Dataset rows for apps and sites
####################
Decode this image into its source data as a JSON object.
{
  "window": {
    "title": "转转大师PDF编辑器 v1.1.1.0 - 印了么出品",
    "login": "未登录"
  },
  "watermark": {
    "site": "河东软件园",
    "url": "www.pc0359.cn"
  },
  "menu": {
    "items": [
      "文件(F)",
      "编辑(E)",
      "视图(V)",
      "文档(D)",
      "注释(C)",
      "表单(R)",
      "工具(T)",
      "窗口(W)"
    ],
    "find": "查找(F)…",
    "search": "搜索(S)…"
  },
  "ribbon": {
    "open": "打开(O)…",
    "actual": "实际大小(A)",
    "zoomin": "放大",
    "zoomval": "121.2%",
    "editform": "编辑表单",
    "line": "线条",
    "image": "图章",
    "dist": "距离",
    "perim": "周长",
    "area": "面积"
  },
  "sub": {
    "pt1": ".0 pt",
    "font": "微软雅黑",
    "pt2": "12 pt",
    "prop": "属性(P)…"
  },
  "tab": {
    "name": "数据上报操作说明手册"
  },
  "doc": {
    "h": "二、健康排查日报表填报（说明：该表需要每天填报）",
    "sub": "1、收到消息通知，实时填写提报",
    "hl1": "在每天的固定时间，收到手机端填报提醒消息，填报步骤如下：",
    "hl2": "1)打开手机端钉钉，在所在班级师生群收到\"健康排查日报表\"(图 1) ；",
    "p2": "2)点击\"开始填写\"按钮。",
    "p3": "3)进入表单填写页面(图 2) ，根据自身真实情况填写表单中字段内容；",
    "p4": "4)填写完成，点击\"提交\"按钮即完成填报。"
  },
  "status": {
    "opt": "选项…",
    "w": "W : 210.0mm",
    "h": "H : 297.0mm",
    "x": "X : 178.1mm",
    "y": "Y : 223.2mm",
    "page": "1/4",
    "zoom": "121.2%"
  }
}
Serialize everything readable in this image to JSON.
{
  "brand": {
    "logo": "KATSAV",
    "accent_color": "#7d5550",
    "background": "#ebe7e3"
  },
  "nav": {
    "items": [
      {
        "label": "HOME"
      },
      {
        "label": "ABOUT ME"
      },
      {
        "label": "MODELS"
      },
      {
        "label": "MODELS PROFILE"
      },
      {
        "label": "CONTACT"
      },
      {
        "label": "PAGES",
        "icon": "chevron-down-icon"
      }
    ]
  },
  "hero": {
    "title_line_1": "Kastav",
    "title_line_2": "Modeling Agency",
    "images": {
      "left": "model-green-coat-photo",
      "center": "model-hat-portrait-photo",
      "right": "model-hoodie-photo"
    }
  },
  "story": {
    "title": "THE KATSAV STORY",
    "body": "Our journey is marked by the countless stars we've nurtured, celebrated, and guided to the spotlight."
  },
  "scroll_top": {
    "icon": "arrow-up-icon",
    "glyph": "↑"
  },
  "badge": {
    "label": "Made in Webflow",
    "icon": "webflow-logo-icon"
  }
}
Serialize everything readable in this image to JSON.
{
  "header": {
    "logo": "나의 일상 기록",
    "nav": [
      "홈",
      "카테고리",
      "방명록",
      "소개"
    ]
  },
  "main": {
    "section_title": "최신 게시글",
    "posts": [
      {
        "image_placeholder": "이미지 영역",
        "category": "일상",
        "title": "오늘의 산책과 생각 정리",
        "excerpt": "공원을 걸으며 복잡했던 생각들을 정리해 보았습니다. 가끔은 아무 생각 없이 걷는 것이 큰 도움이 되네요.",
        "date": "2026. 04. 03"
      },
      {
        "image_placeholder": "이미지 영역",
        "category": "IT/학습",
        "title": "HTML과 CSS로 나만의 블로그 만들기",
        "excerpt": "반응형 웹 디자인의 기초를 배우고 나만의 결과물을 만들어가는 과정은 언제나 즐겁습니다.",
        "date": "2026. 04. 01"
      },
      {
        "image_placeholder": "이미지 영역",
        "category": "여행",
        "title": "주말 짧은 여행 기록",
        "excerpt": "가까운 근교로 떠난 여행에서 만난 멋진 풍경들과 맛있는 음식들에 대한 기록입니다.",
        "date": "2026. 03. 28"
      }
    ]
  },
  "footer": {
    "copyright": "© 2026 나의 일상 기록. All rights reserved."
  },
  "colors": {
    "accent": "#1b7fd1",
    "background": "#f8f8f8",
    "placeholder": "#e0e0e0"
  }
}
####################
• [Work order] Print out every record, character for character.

• [Response to this exercise]
Decode this image into its source data as a JSON object.
{
  "window": {
    "title": "转转大师PDF编辑器 v1.1.1.0 - 印了么出品",
    "login": "未登录"
  },
  "watermark": {
    "site": "河东软件园",
    "url": "www.pc0359.cn"
  },
  "menu": {
    "items": [
      "文件(F)",
      "编辑(E)",
      "视图(V)",
      "文档(D)",
      "注释(C)",
      "表单(R)",
      "工具(T)",
      "窗口(W)"
    ],
    "find": "查找(F)…",
    "search": "搜索(S)…"
  },
  "ribbon": {
    "open": "打开(O)…",
    "actual": "实际大小(A)",
    "zoomin": "放大",
    "zoomval": "121.2%",
    "editform": "编辑表单",
    "line": "线条",
    "image": "图章",
    "dist": "距离",
    "perim": "周长",
    "area": "面积"
  },
  "sub": {
    "pt1": ".0 pt",
    "font": "微软雅黑",
    "pt2": "12 pt",
    "prop": "属性(P)…"
  },
  "tab": {
    "name": "数据上报操作说明手册"
  },
  "doc": {
    "h": "二、健康排查日报表填报（说明：该表需要每天填报）",
    "sub": "1、收到消息通知，实时填写提报",
    "hl1": "在每天的固定时间，收到手机端填报提醒消息，填报步骤如下：",
    "hl2": "1)打开手机端钉钉，在所在班级师生群收到\"健康排查日报表\"(图 1) ；",
    "p2": "2)点击\"开始填写\"按钮。",
    "p3": "3)进入表单填写页面(图 2) ，根据自身真实情况填写表单中字段内容；",
    "p4": "4)填写完成，点击\"提交\"按钮即完成填报。"
  },
  "status": {
    "opt": "选项…",
    "w": "W : 210.0mm",
    "h": "H : 297.0mm",
    "x": "X : 178.1mm",
    "y": "Y : 223.2mm",
    "page": "1/4",
    "zoom": "121.2%"
  }
}
Serialize everything readable in this image to JSON.
{
  "brand": {
    "logo": "KATSAV",
    "accent_color": "#7d5550",
    "background": "#ebe7e3"
  },
  "nav": {
    "items": [
      {
        "label": "HOME"
      },
      {
        "label": "ABOUT ME"
      },
      {
        "label": "MODELS"
      },
      {
        "label": "MODELS PROFILE"
      },
      {
        "label": "CONTACT"
      },
      {
        "label": "PAGES",
        "icon": "chevron-down-icon"
      }
    ]
  },
  "hero": {
    "title_line_1": "Kastav",
    "title_line_2": "Modeling Agency",
    "images": {
      "left": "model-green-coat-photo",
      "center": "model-hat-portrait-photo",
      "right": "model-hoodie-photo"
    }
  },
  "story": {
    "title": "THE KATSAV STORY",
    "body": "Our journey is marked by the countless stars we've nurtured, celebrated, and guided to the spotlight."
  },
  "scroll_top": {
    "icon": "arrow-up-icon",
    "glyph": "↑"
  },
  "badge": {
    "label": "Made in Webflow",
    "icon": "webflow-logo-icon"
  }
}
Serialize everything readable in this image to JSON.
{
  "header": {
    "logo": "나의 일상 기록",
    "nav": [
      "홈",
      "카테고리",
      "방명록",
      "소개"
    ]
  },
  "main": {
    "section_title": "최신 게시글",
    "posts": [
      {
        "image_placeholder": "이미지 영역",
        "category": "일상",
        "title": "오늘의 산책과 생각 정리",
        "excerpt": "공원을 걸으며 복잡했던 생각들을 정리해 보았습니다. 가끔은 아무 생각 없이 걷는 것이 큰 도움이 되네요.",
        "date": "2026. 04. 03"
      },
      {
        "image_placeholder": "이미지 영역",
        "category": "IT/학습",
        "title": "HTML과 CSS로 나만의 블로그 만들기",
        "excerpt": "반응형 웹 디자인의 기초를 배우고 나만의 결과물을 만들어가는 과정은 언제나 즐겁습니다.",
        "date": "2026. 04. 01"
      },
      {
        "image_placeholder": "이미지 영역",
        "category": "여행",
        "title": "주말 짧은 여행 기록",
        "excerpt": "가까운 근교로 떠난 여행에서 만난 멋진 풍경들과 맛있는 음식들에 대한 기록입니다.",
        "date": "2026. 03. 28"
      }
    ]
  },
  "footer": {
    "copyright": "© 2026 나의 일상 기록. All rights reserved."
  },
  "colors": {
    "accent": "#1b7fd1",
    "background": "#f8f8f8",
    "placeholder": "#e0e0e0"
  }
}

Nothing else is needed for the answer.